Project description:The folding of many proteins depends on the assistance of chaperonins like GroEL and GroES and involves the enclosure of substrate proteins inside an internal cavity that is formed when GroES binds to GroEL in the presence of ATP. Precisely how assembly of the GroEL-GroES complex leads to substrate protein encapsulation and folding remains poorly understood. Here we use a chemically modified mutant of GroEL (EL43Py) to uncouple substrate protein encapsulation from release and folding. Although EL43Py correctly initiates a substrate protein encapsulation reaction, this mutant stalls in an intermediate allosteric state of the GroEL ring, which is essential for both GroES binding and the forced unfolding of the substrate protein. This intermediate conformation of the GroEL ring possesses simultaneously high affinity for both GroES and non-native substrate protein, thus preventing escape of the substrate protein while GroES binding and substrate protein compaction takes place.
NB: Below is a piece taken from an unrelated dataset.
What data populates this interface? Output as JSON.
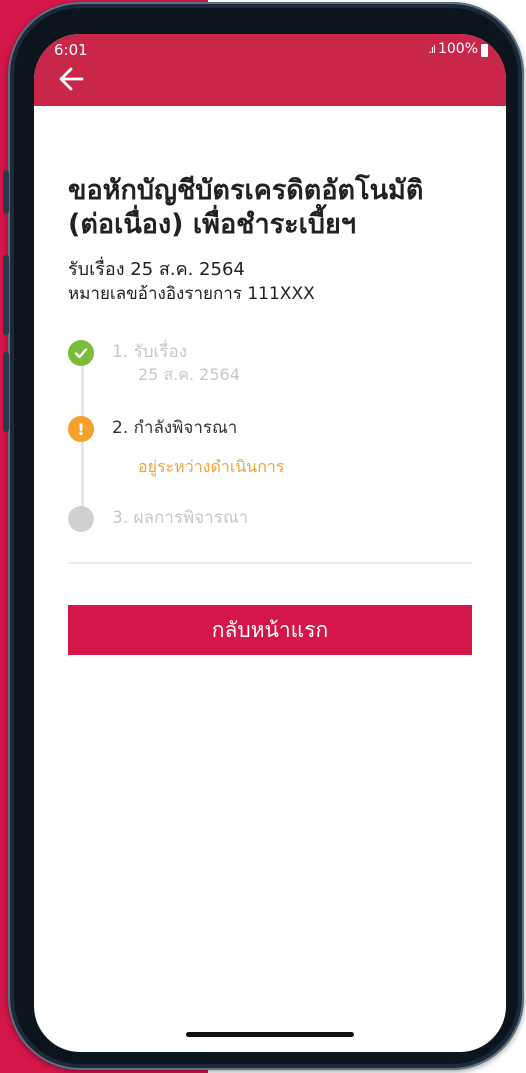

Strikingly, assembly of the folding-active GroEL-GroES complex appears to involve a strategic delay in ATP hydrolysis that is coupled to disassembly of the old, ADP-bound GroEL-GroES complex on the opposite ring.
Project description:A double-ring-shaped tetradecameric GroEL complex assists proper protein folding in cooperation with the cochaperonin GroES. The dynamic GroEL-GroES interaction reflects the allosteric intra- and inter-ring communications and the chaperonin reaction. Therefore, revealing this dynamic interaction is essential to understanding the allosteric communications and the operation mechanism of GroEL. Nevertheless, how this interaction proceeds in the chaperonin cycle has long been controversial. Here, we directly image the dynamic GroEL-GroES interaction under conditions with and without foldable substrate protein using high-speed atomic force microscopy. Then, the imaging results obtained under these conditions and our previous results in the presence of unfoldable substrate are compared. The molecular movies reveal that the entire reaction pathway is highly complicated but basically identical irrespective of the substrate condition. A prominent (but moderate) difference is in the population distribution of intermediate species: symmetric GroEL : GroES2 and asymmetric GroEL : GroES1 complexes, and GroES-unbound GroEL. This difference is mainly attributed to the longer lifetime of GroEL : GroES1 complexes in the presence of foldable substrate. Moreover, the inter-ring communication, which is the basis for the alternating action of the two rings, occurs at two distinct (GroES association and dissociation) steps in the main reaction pathway, irrespective of the substrate condition.This article is part of a discussion meeting issue 'Allostery and molecular machines'.